On September 7, 1987, Alex Cumba fell onto the tracks of the 50th Street station.[8] Bystanders Edwin Ortiz, Jeff Kuhn, and Melvin Shadd jumped onto the tracks and attempted to lift Cumba back onto the platform, which was difficult due to Cumba's weight. The three were able to remove Cumba seconds before the train arrived. A recreation of the story aired on Rescue 911 on September 17, 1991.[9][10]

Station layoutEdit

Track layout
G Street Level Exit/Entrance
Platform level
Side platform, doors will open on the right
Northbound local   toward Van Cortlandt Park–242nd Street (59th Street–Columbus Circle)
  toward 241st Street late nights (59th Street–Columbus Circle)
Northbound express     do not stop here
Southbound express     do not stop here →
Southbound local   toward South Ferry (Times Square–42nd Street)
  toward Flatbush Avenue–Brooklyn College late nights (Times Square–42nd Street)
Side platform, doors will open on the right
Original Faience plaque (left); Liliana Porter's mosaic (right)
Passengers leaving southbound exit

This underground station has four tracks with two side platforms.[11] Original tile plaques at this station were removed during remodeling, but one of them has been preserved at the New York Transit Museum.

The station contains the artwork Liliana Porter's Alice, The Way Out, a series of mosaics installed in 1994 depicting characters from Lewis Carroll's Alice in Wonderland. [12]


Each platform has same-level fare control at the center and there are no crossovers or crossunders to allow free transfer between directions.
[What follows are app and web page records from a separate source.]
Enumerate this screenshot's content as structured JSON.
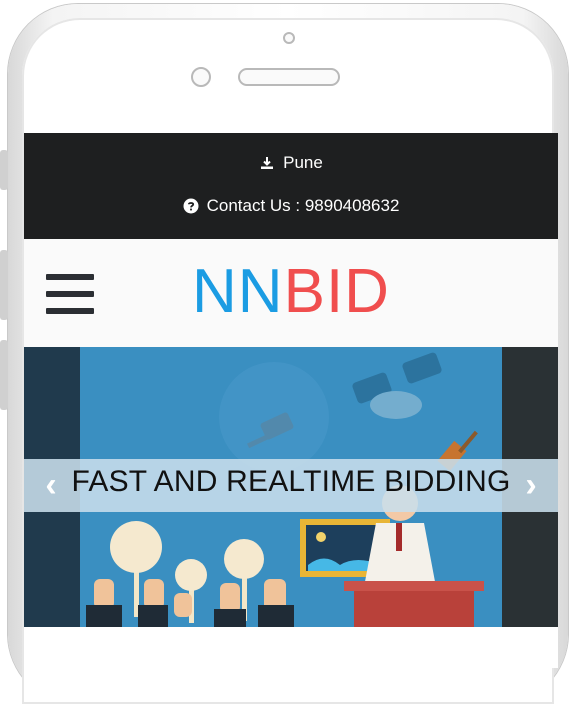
{
  "topbar": {
    "location": "Pune",
    "contact": "Contact Us : 9890408632"
  },
  "header": {
    "logo_part1": "NN",
    "logo_part2": "BID"
  },
  "hero": {
    "caption": "FAST AND REALTIME BIDDING",
    "prev_label": "‹",
    "next_label": "›"
  },
  "colors": {
    "topbar_bg": "#1e1f20",
    "logo_blue": "#1b9ce3",
    "logo_red": "#f04e4e",
    "hero_bg": "#3a8fc1"
  }
}
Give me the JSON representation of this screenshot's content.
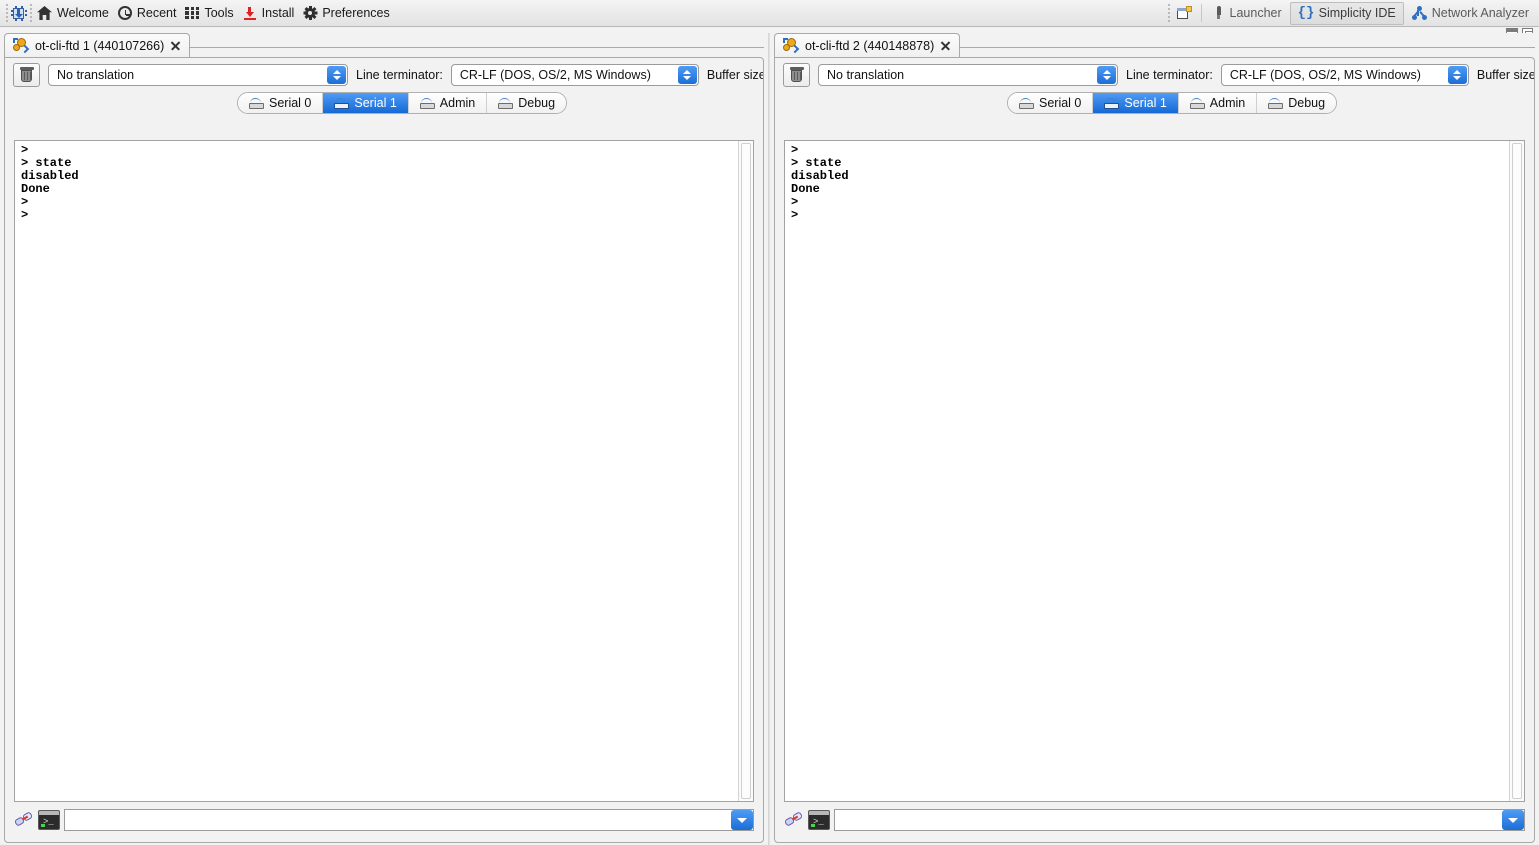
{
  "toolbar": {
    "chip_icon": "chip-icon",
    "items": [
      {
        "label": "Welcome",
        "icon": "home-icon"
      },
      {
        "label": "Recent",
        "icon": "clock-icon"
      },
      {
        "label": "Tools",
        "icon": "grid-icon"
      },
      {
        "label": "Install",
        "icon": "download-icon"
      },
      {
        "label": "Preferences",
        "icon": "gear-icon"
      }
    ],
    "new_perspective_icon": "new-perspective-icon",
    "perspectives": [
      {
        "label": "Launcher",
        "icon": "rocket-icon",
        "active": false
      },
      {
        "label": "Simplicity IDE",
        "icon": "braces-icon",
        "active": true
      },
      {
        "label": "Network Analyzer",
        "icon": "network-icon",
        "active": false
      }
    ],
    "window_controls": [
      "minimize-icon",
      "maximize-icon"
    ]
  },
  "panels": [
    {
      "id": "left",
      "tab": {
        "title": "ot-cli-ftd 1 (440107266)",
        "icon": "gears-icon",
        "close": "close-icon"
      },
      "controls": {
        "clear_icon": "trash-icon",
        "translation": "No translation",
        "line_terminator_label": "Line terminator:",
        "line_terminator": "CR-LF  (DOS, OS/2, MS Windows)",
        "buffer_size_label": "Buffer size"
      },
      "serial_tabs": [
        {
          "label": "Serial 0",
          "selected": false
        },
        {
          "label": "Serial 1",
          "selected": true
        },
        {
          "label": "Admin",
          "selected": false
        },
        {
          "label": "Debug",
          "selected": false
        }
      ],
      "console": ">\n> state\ndisabled\nDone\n>\n>",
      "input": {
        "connection_icon": "disconnected-plug-icon",
        "terminal_icon": "terminal-icon",
        "value": "",
        "placeholder": "",
        "dropdown_icon": "chevron-down-icon"
      }
    },
    {
      "id": "right",
      "tab": {
        "title": "ot-cli-ftd 2 (440148878)",
        "icon": "gears-icon",
        "close": "close-icon"
      },
      "controls": {
        "clear_icon": "trash-icon",
        "translation": "No translation",
        "line_terminator_label": "Line terminator:",
        "line_terminator": "CR-LF  (DOS, OS/2, MS Windows)",
        "buffer_size_label": "Buffer size"
      },
      "serial_tabs": [
        {
          "label": "Serial 0",
          "selected": false
        },
        {
          "label": "Serial 1",
          "selected": true
        },
        {
          "label": "Admin",
          "selected": false
        },
        {
          "label": "Debug",
          "selected": false
        }
      ],
      "console": ">\n> state\ndisabled\nDone\n>\n>",
      "input": {
        "connection_icon": "disconnected-plug-icon",
        "terminal_icon": "terminal-icon",
        "value": "",
        "placeholder": "",
        "dropdown_icon": "chevron-down-icon"
      }
    }
  ],
  "colors": {
    "accent_blue": "#1b6ed8",
    "selected_tab": "#2f7fe0",
    "toolbar_bg": "#eaeaea",
    "console_bg": "#ffffff",
    "console_fg": "#000000"
  }
}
Each fare control area has a token booth, turnstile bank, and newsstand. The northbound has four staircases to the streets: two to the northeast corner of 50th Street and Broadway, one to the southeast corner, and one inside a building on the south side of 50th Street midblock between Broadway and 7th Avenue. The southbound platform has an exit to an underground shopping arcade on the south side of 50th Street west of Broadway, and another to the southern sunken courtyard of Paramount Plaza on the northwest corner of 50th Street and Broadway.[13]


  1. ^ "Our Subway Open: 150,000 Try It". The New York Times. October 28, 1904.
  2. ^ "Station Developers' Information". Metropolitan Transportation Authority. Retrieved June 13, 2017.
  3. ^ "NYC Subway Wireless – Active Stations". Transit Wireless Wifi. Retrieved November 13, 2019.
  4. ^ "Facts and Figures: Annual Subway Ridership 2013–2018". Metropolitan Transportation Authority. July 18, 2019. Retrieved July 18, 2019.
  5. ^ Walker, James Blaine (1918). Fifty Years of Rapid Transit — 1864 to 1917. New York, N.Y.: Law Printing. Retrieved November 6, 2016.
  6. ^ "Subway Opening To-day With Simple Ceremony – Exercises at One O'Clock – Public to be Admitted at Seven – John Hay May Be Present – Expected to Represent the Federal Government – President Roosevelt Sends Letter of Regret" (PDF). The New York Times. October 27, 1904. ISSN 0362-4331. Retrieved May 28, 2017.
  7. ^ Gargan, Edward A. (June 11, 1981). "Agency Lists Its 69 Most Deteriorated Subway Stations". The New York Times. Retrieved August 13, 2016.
  8. ^ "3 Rescue Unconscious Man From Subway Tracks". The New York Times. 1987-09-06.
  9. ^ Rescue 911 Episode Guide - Rescue 911 Season Episodes -
  10. ^ "3 Men Rescue Unconscious Man From Subway Tracks". The New York Times. September 6, 1987. Retrieved June 30, 2010.
  11. ^ Dougherty, Peter (2006) [2002]. Tracks of the New York City Subway 2006 (3rd ed.). Dougherty. OCLC 49777633 – via Google Books.
  12. ^ "Arts for Transit and Urban Design". Metropolitan Transportation Authority. Retrieved October 20, 2012.
  13. ^ "MTA Neighborhood Maps: Midtown West" (PDF). Metropolitan Transportation Authority. 2015. Retrieved December 11, 2015.

External linksEdit